CM Punk might be one of the most accessible stand-ins. Who hasn’t been upset with the status quo? Who hasn’t wanted to act and feel like a badass without giving into the pressure of having some movie star physique? Not only that, but he’s championed an issue specific to our industry after throwing the spotlight on the WWE’s most recurring criticisms, objectively certified or not: disproportionately endorsing wrestlers with large physiques, ceaselessly pushing John Cena and not giving fans enough wrestling.
We don’t just relate to these wrestlers for what they actually do, but what we could imagine them to do. How many debates, hopefully at least half jokingly, have you seen where fans argue over which wrestler has the potential to be the most badass, to beat up other guys in a legitimate fight? Although I’ve never argued Daniel Bryan should jump into a UFC ring, sometimes I like to imagine how well he’d do if he turned into a brutal heel who liked snapping limbs and tearing ligaments. Knowing his style and previous work, it seems like something he could do, but it’s almost as if I like him more for that projected potential despite it not having actually been realized in the WWE.
Maybe that’s another important aspect of our engagement with wrestlers: imagination. We want wrestlers whose characters and styles – which are, after all, interrelated – inspire imaginings that their actual work might not ever live up to, but we enjoy nonetheless in the same way we enjoy our daydreams or our fantasy bookings. When a face doesn’t seem to have more potential than smiling and waving to the fans, it’s harder to book him into these wrestling daydreams, and so we become disinterested, uninspired.
There’s just one last question I mentioned earlier: Why do we look for these qualities in our babyfaces? There are probably a ton of reasons that contribute. A lot of my history major friends remind me we’re a less unquestioningly patriotic and more cynical generation than ones prior, which is why we less often appreciate infallible heroes. And we expect more depth out of everything from film to video games because greater visual and graphical fidelity is possible thanks to the advancement of relevant technologies. When the subtlest emotions can be expressed through minute facial expression on an HD television, there’s a greater emotional range for actors or high-polygon video game characters. You bet we can expect the same out of our wrestlers.
To me, the biggest reason is rooted in the very purpose we watch professional wrestling and entertainment: escapism, but not a complete escape. We don’t break completely from reality with entertainment, but rather view our culture as an isolated sliver that allows us to tackle or engage with issues in ways we can’t when discussing them in the real-world context. When we cheer for a babyface, we’re cheering for someone who crusades through a hyper-reality, we’re cheering for someone who can combat controversy and overcome obstacles we can’t or can’t as spectacularly in the real world. They might not be perfect at it, but neither are we – and perhaps that’s the best part.
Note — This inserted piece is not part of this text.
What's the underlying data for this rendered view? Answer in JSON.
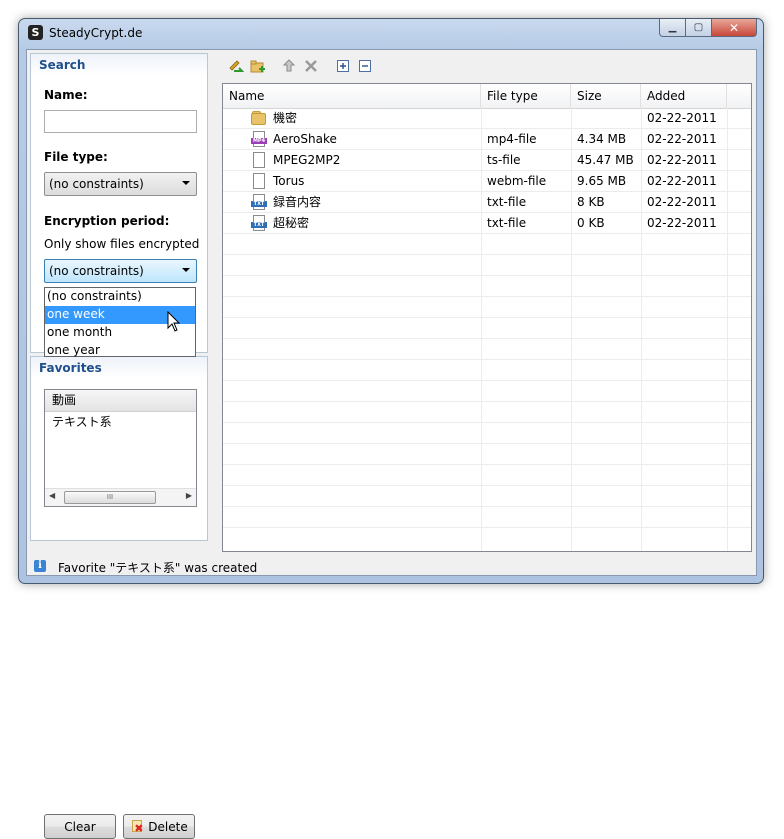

If you haven’t noticed, I’ve missed my last three articles thanks to a combination of camping and moving. Mostly moving. Lots of moving. Now I even have to help my girlfriend move. I freaking hate moving. But yeah, since I’ve been gone so long I really appreciate you reading this article. I look forward to writing for you cool cats and dolls next week. Ciao.
Nicholas LeVack is a junior English creative writing major and media studies minor whose interests include writing, wrestling, video games and occasional outdoorsy things. You can follow him on Twitter or email him at email@example.com.